Today in “The Movies We Love”, I’ll be discussing Clint Eastwood’s surrealist Western, High Plains Drifter. Why is High Plains Drifter so lovable?
High Plains Drifter was released in 1973. Up to that point, Westerns had been dominated by Hollywood’s production codes. This means that the bulk of them were drenched in hokey moralism. It was a platform perfect for John Wayne. But in the late 60’s, an American television actor named Clint Eastwood paired up with an Italian filmmaker named Sergio Leone, who was free of production code shenanigans. The duo created the Man With No Name trilogy, which helped chip away at the standard American Western. And as a handful of directors in America in the late 60’s and early 70’s did the same, it seemed that the American viewing populace was ready for something new. This meant violence. It meant nudity. It meant anti-heroes galore. Sam Peckinpah tore down some barriers of his own in 1969’s The Wild Bunch. Eastwood then took the next logical step when he directed and starred in High Plains Drifter. Whereas The Wild Bunch gave viewers loads of nudity and violence, it was absent one thing that High Plains Drifter was not- an iconic character, much in the vein of John Wayne… but gone horribly wrong.
You see, Eastwood’s “The Stranger” has all of the swagger and quotability of Wayne, but he is a far cry from the moralism of Wayne’s era. Morally, the Stranger is a “hero” in the most unconventional sense of the word. He’s a rapist. He’s hell-bent on vengeance. He cruelly tortures the people he’s charged with protecting. It was unlike anything that Americans had seen before and it steamrolled the last roadblock of the production codes.
Adding to the unique aura of the film is the surrealist nature of it. It’s a ghost story. The score is peppered with a seraphim, which is The Official Musical Instrument™ of ghosts. It takes place in a hazy, boiling town located on the sea. Seemingly, Lago (the town) disappears in and out of the sea throughout the movie, just as the Stranger appears out of thin air and subsequently vanishes into thin air at the film’s beginning and end. The town is given a “runt” mayor/sheriff and is then transformed into Hell… which apparently features picnics. And you have to love that the film comes completely full circle- beginning with the Stranger appearing out of nowhere, riding through a graveyard, into Lago… only to disappear at the end of the movie after riding through the same graveyard.

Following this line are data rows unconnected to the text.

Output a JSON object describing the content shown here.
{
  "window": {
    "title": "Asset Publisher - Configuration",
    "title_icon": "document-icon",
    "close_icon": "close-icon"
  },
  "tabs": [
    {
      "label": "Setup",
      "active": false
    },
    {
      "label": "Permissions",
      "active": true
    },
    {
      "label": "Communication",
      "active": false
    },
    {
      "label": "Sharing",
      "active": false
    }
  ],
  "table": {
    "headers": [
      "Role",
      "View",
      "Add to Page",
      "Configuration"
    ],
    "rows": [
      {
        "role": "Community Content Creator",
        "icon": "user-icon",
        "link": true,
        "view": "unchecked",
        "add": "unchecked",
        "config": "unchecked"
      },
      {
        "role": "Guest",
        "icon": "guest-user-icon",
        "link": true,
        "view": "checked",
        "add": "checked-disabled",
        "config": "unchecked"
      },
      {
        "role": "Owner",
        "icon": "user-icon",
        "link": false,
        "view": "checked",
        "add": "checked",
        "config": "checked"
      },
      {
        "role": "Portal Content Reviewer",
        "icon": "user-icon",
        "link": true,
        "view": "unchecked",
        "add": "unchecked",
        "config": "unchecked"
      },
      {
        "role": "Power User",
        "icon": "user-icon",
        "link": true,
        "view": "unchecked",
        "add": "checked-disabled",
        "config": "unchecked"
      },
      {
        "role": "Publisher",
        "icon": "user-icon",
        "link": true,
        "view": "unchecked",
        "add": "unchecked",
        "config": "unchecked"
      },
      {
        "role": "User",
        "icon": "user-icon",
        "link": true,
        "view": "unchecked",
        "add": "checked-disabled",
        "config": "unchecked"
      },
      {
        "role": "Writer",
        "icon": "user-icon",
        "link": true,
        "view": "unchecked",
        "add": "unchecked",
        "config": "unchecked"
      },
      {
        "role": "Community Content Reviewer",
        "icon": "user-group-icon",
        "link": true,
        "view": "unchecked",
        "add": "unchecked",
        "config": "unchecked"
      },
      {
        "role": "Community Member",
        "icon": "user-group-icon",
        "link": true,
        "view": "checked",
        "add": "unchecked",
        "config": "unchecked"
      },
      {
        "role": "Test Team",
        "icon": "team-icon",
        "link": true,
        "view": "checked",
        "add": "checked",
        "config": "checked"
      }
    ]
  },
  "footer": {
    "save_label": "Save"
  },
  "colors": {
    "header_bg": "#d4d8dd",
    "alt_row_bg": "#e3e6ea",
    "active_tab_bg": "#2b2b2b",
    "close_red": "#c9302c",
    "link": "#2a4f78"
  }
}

The Stranger isn’t just any hero. He’s an avenging angel with bloodlust, devoted to righting the wrongs perpetrated on Marshall Jim Duncan. It’s the amazing question that hangs over the film that makes the whole thing so damned fantastic. Just as the nefarious Stacey Bridges wails out as he’s dying at the hands of the Stranger, “Who are you?!?!”.
Three aspects really fuse the whole thing together. First, obviously, is Eastwood as the Stranger. His performance certainly wasn’t anything new. He was the exact same character he’d been in all of the Man With No Name films. But the plot and the air of uncertainty that surrounds his performance are a match made in heaven. As the unknown Stranger, his long bouts of silence build tension and curiosity. And it helps draw focus on the other characters and their past, which brings me to the second aspect. There is so much foreshadowing of the death of Marshall Jim Duncan. It always serves to move the plot forward but it’s always done subtly, building slowly to conclusion with the flashbacks showing precisely what happened to Duncan and why it happened. The third and final aspect that makes High Plains Drifter stand out is the vengeance angle. Having seen what happened to Jim Duncan, the viewer is left with no choice but to join in on the Stranger’s bloodlust. It’s a dirty, evil triumph in which the wicked are given their comeuppance by the wicked.
As I said, it’s really unlike any other Western out there. It’s firmly rooted as a Western but it takes on an extra helping of horror and moral-conflict drama. It is rather easily one of my two or three favorite Westerns ever made.